Nothing in the data below may be left out; return all of it exactly.

Provided information Start Marker

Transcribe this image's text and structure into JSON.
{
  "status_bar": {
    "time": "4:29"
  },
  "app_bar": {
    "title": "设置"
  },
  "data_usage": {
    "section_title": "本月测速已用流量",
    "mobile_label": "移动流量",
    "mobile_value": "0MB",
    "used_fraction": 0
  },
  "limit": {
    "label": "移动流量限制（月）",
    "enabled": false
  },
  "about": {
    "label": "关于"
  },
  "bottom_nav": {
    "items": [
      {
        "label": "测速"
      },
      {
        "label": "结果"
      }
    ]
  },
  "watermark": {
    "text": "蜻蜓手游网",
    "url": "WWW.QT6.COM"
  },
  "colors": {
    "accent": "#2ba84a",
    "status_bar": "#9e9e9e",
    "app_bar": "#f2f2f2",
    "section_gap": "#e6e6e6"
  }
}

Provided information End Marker

- **Result for this task**:
Transcribe this image's text and structure into JSON.
{
  "status_bar": {
    "time": "4:29"
  },
  "app_bar": {
    "title": "设置"
  },
  "data_usage": {
    "section_title": "本月测速已用流量",
    "mobile_label": "移动流量",
    "mobile_value": "0MB",
    "used_fraction": 0
  },
  "limit": {
    "label": "移动流量限制（月）",
    "enabled": false
  },
  "about": {
    "label": "关于"
  },
  "bottom_nav": {
    "items": [
      {
        "label": "测速"
      },
      {
        "label": "结果"
      }
    ]
  },
  "watermark": {
    "text": "蜻蜓手游网",
    "url": "WWW.QT6.COM"
  },
  "colors": {
    "accent": "#2ba84a",
    "status_bar": "#9e9e9e",
    "app_bar": "#f2f2f2",
    "section_gap": "#e6e6e6"
  }
}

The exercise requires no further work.